------ DATA EXTRACT

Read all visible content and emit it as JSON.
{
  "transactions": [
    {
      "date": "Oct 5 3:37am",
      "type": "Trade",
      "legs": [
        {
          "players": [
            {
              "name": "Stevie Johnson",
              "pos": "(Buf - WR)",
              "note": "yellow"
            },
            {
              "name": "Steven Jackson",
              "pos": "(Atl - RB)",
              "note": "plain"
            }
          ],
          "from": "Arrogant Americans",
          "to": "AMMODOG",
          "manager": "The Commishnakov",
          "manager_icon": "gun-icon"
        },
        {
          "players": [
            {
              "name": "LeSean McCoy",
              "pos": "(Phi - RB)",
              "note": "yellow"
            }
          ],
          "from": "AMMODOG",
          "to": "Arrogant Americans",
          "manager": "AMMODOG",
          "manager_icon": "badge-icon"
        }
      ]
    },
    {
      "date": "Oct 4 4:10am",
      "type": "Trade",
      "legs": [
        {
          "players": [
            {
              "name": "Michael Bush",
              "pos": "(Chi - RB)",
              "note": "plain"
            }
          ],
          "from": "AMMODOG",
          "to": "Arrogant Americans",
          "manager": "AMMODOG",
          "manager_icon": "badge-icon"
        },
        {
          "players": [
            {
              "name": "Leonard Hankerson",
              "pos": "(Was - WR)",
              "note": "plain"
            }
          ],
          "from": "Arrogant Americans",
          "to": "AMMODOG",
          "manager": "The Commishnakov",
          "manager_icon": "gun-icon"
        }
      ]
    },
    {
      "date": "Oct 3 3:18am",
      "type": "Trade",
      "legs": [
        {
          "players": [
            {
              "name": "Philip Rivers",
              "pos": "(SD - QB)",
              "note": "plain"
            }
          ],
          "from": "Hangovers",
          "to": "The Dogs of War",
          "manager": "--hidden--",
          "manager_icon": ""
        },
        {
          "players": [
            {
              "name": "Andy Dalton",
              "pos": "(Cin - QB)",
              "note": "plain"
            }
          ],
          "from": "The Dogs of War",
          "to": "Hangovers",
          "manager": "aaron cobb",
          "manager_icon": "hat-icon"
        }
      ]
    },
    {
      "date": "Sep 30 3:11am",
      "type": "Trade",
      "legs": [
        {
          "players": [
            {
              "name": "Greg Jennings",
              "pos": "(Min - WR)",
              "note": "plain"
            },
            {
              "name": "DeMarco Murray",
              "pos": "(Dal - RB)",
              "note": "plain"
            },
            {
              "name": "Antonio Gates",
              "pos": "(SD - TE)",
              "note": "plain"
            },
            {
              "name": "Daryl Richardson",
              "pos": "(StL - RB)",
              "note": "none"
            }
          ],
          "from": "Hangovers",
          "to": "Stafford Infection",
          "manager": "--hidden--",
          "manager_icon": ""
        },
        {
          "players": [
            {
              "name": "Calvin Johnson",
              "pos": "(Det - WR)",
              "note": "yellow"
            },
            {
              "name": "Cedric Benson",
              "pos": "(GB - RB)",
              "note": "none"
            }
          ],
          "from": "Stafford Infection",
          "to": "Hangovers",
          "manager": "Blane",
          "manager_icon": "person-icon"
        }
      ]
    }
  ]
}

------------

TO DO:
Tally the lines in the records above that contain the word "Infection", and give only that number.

RESULT OF THIS EXERCISE:
2